Selecting the type of foundation for your metal building can make or break your project. Before you start any building, you should make sure you are choosing the right foundation option for your specific requirements.
Slab vs. Floating Slab vs. Curb vs. Pier
Here are some of the choices available to you:
- Slab: Described quite literally by its name, a slab foundation is a slab of poured and reinforced concrete, generally around 3-1/2” and 5-1/2” thick. It is not only the foundation for the building, but also its floor. It is an excellent choice for an industrial building, and is both cost-effective and requires minimum labor. Also consider it any time you are building on soil which is not ideal.
- Curb: With a curb foundation, instead of pouring an entire slab of concrete, a perimeter of concrete is poured and reinforced. Once the curbs have set, you can build the walls on top of them. Interior walls can be placed on interior curbs. When interior curbs are present, it is a “ribbon foundation.” When would you choose a curb or ribbon foundation? The answer is when you want room for a crawl space.
- Floating Slab: Even though a regular slab foundation may sometimes be referred to as a “floating slab,” a floating slab is technically something else. With a floating slab, you start by putting in a curb foundation. Once that has set, you pour a slab foundation inside it. So it is a combination of both types of foundations. This foundation design protects against settling-related damage.
- Pier: Another type of foundation which is common in certain regions is a “pier foundation.” This type of foundation takes its name from the reinforced concrete piers driven into the ground to bear the vertical load of the walls. How are the horizontal load stresses handled? Through the incorporation of a grade beam wall. In areas where wind uplift is a potential problem and the soil is high in quality, a pier foundation is worth thinking about.
- Portable: Finally, foundations also exist which can be moved from one site to another instead of being permanently installed. You might think of this option if you are purchasing a modular steel tiny house, for example, and do not intend to keep it in a single location indefinitely.

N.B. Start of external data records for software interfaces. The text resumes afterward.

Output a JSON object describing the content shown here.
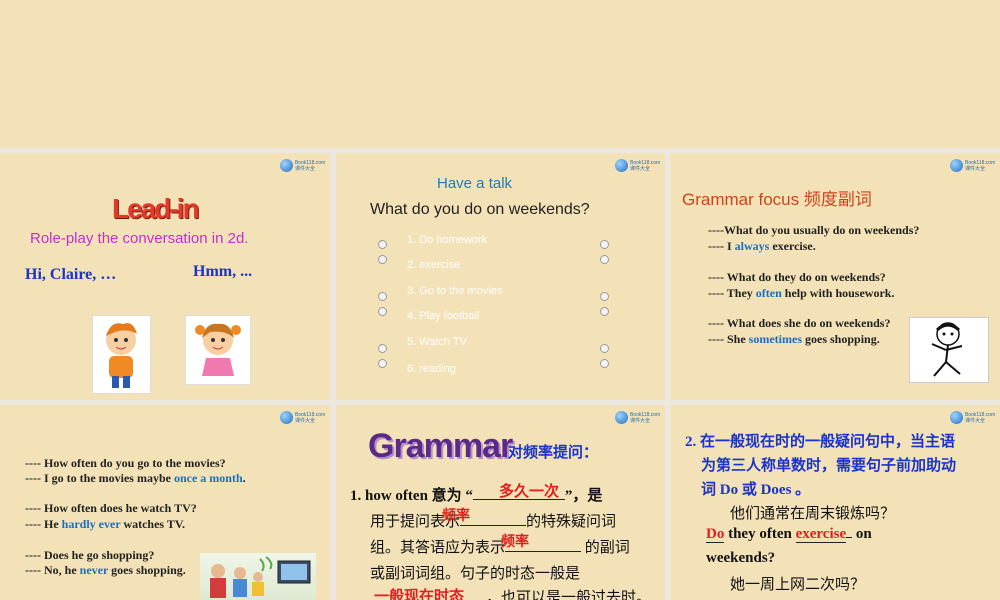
{
  "slide1": {
    "title": "Lead-in",
    "subtitle": "Role-play the conversation in 2d.",
    "line_left": "Hi, Claire, …",
    "line_right": "Hmm, ..."
  },
  "slide2": {
    "title": "Have a talk",
    "question": "What do you do on weekends?",
    "items": [
      "1. Do homework",
      "2. exercise",
      "3. Go to the movies",
      "4. Play football",
      "5. Watch TV",
      "6. reading"
    ]
  },
  "slide3": {
    "title": "Grammar focus 频度副词",
    "lines": [
      {
        "pre": "----What do you usually do on weekends?",
        "adv": "",
        "post": ""
      },
      {
        "pre": "---- I ",
        "adv": "always",
        "post": " exercise."
      },
      {
        "pre": "---- What do they do on weekends?",
        "adv": "",
        "post": ""
      },
      {
        "pre": "---- They ",
        "adv": "often",
        "post": " help with housework."
      },
      {
        "pre": "---- What does she do on weekends?",
        "adv": "",
        "post": ""
      },
      {
        "pre": "---- She ",
        "adv": "sometimes",
        "post": " goes shopping."
      }
    ]
  },
  "slide4": {
    "lines": [
      {
        "pre": "---- How often do you go to the movies?",
        "adv": "",
        "post": ""
      },
      {
        "pre": "---- I go to the movies maybe ",
        "adv": "once a month",
        "post": "."
      },
      {
        "pre": "---- How often does he watch TV?",
        "adv": "",
        "post": ""
      },
      {
        "pre": "---- He ",
        "adv": "hardly ever",
        "post": " watches TV."
      },
      {
        "pre": "---- Does he go shopping?",
        "adv": "",
        "post": ""
      },
      {
        "pre": "---- No, he ",
        "adv": "never",
        "post": " goes shopping."
      }
    ]
  },
  "slide5": {
    "title": "Grammar",
    "heading": "对频率提问：",
    "p1_a": "1. how often  意为  “",
    "p1_b": "”，是",
    "fill_1": "多久一次",
    "p2_a": "用于提问表示",
    "p2_b": "的特殊疑问词",
    "fill_2": "频率",
    "p3_a": "组。其答语应为表示",
    "p3_b": " 的副词",
    "fill_3": "频率",
    "p4": "或副词词组。句子的时态一般是",
    "fill_4": "一般现在时态",
    "p5_b": "，也可以是一般过去时。"
  },
  "slide6": {
    "rule_1": "2.  在一般现在时的一般疑问句中，当主语",
    "rule_2": "为第三人称单数时，需要句子前加助动",
    "rule_3": "词 Do 或 Does  。",
    "q1": "他们通常在周末锻炼吗？",
    "fill_do": "Do",
    "mid": " they often ",
    "fill_exercise": "exercise",
    "on": " on",
    "weekends": "weekends?",
    "q2": "她一周上网二次吗？"
  },
  "colors": {
    "background": "#f3e2b7",
    "accent_blue": "#1a6ec0",
    "answer_red": "#e02020",
    "title_purple": "#5b2a86",
    "talk_blue": "#1b7cc4",
    "grammar_orange": "#d2421a"
  }
}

You would be wise to consult with a professional contractor before making your foundation choice.
You might be surprised at which type of foundation is ideal for your property, soil type, slope, etc…